• TASK BRIEF:
The whole listing, apart from its images, should be restated word for word.

• DATA FOR THIS EXERCISE:
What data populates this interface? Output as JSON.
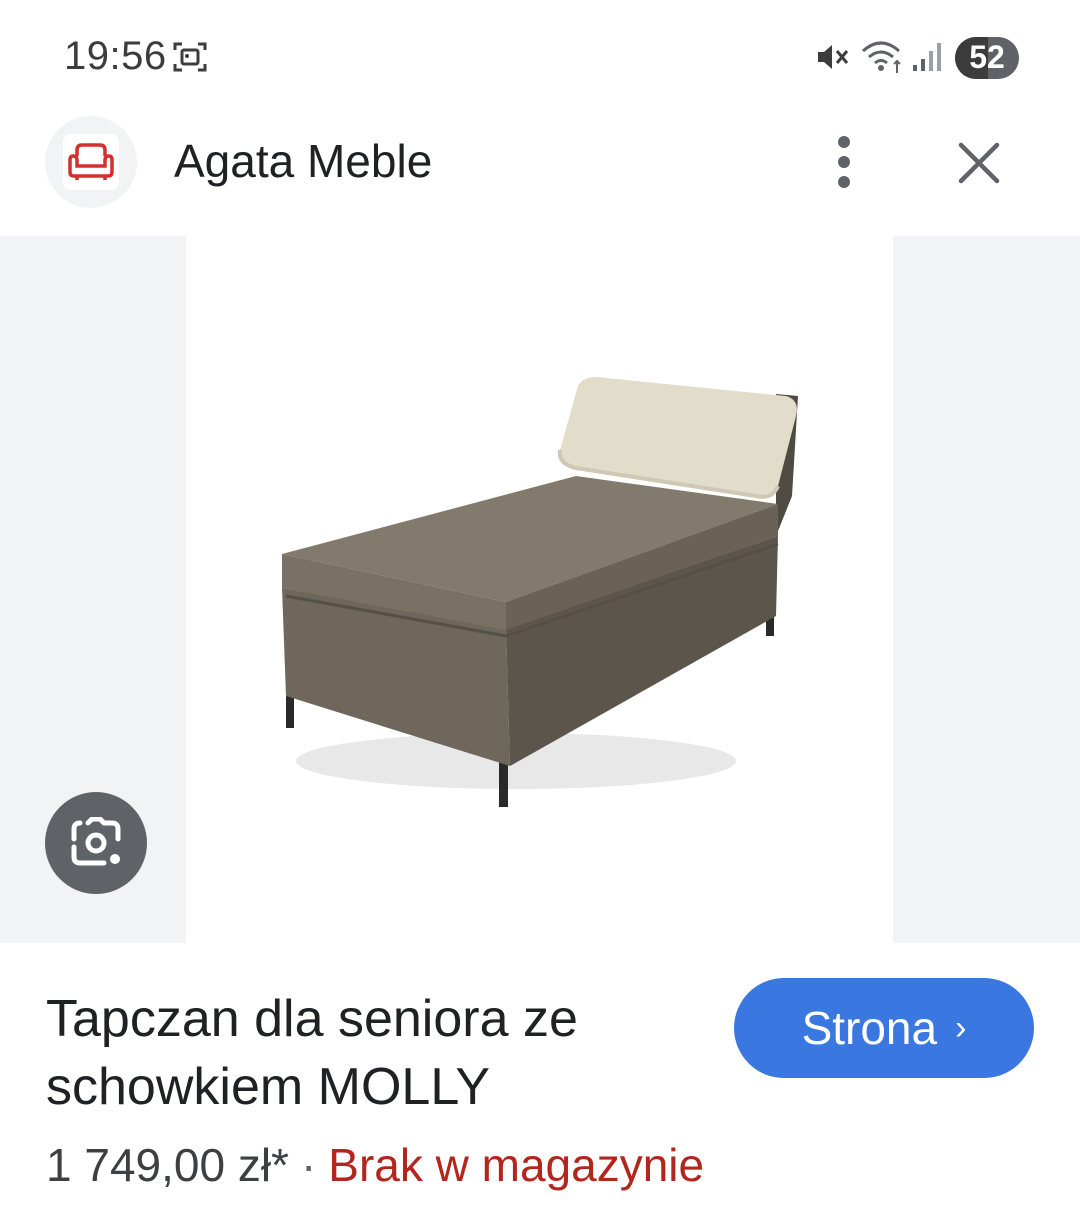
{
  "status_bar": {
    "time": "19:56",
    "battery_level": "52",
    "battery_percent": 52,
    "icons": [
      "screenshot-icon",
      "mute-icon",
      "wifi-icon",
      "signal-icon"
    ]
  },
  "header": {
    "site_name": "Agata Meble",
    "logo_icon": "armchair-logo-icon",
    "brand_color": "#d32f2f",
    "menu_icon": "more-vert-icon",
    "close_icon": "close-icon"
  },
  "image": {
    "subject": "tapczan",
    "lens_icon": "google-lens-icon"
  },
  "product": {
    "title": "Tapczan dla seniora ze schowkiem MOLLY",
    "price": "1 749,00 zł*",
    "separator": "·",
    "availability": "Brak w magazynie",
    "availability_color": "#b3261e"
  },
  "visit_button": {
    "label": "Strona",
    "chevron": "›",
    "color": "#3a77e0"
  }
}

• YOUR RESPONSE:
What data populates this interface? Output as JSON.
{
  "status_bar": {
    "time": "19:56",
    "battery_level": "52",
    "battery_percent": 52,
    "icons": [
      "screenshot-icon",
      "mute-icon",
      "wifi-icon",
      "signal-icon"
    ]
  },
  "header": {
    "site_name": "Agata Meble",
    "logo_icon": "armchair-logo-icon",
    "brand_color": "#d32f2f",
    "menu_icon": "more-vert-icon",
    "close_icon": "close-icon"
  },
  "image": {
    "subject": "tapczan",
    "lens_icon": "google-lens-icon"
  },
  "product": {
    "title": "Tapczan dla seniora ze schowkiem MOLLY",
    "price": "1 749,00 zł*",
    "separator": "·",
    "availability": "Brak w magazynie",
    "availability_color": "#b3261e"
  },
  "visit_button": {
    "label": "Strona",
    "chevron": "›",
    "color": "#3a77e0"
  }
}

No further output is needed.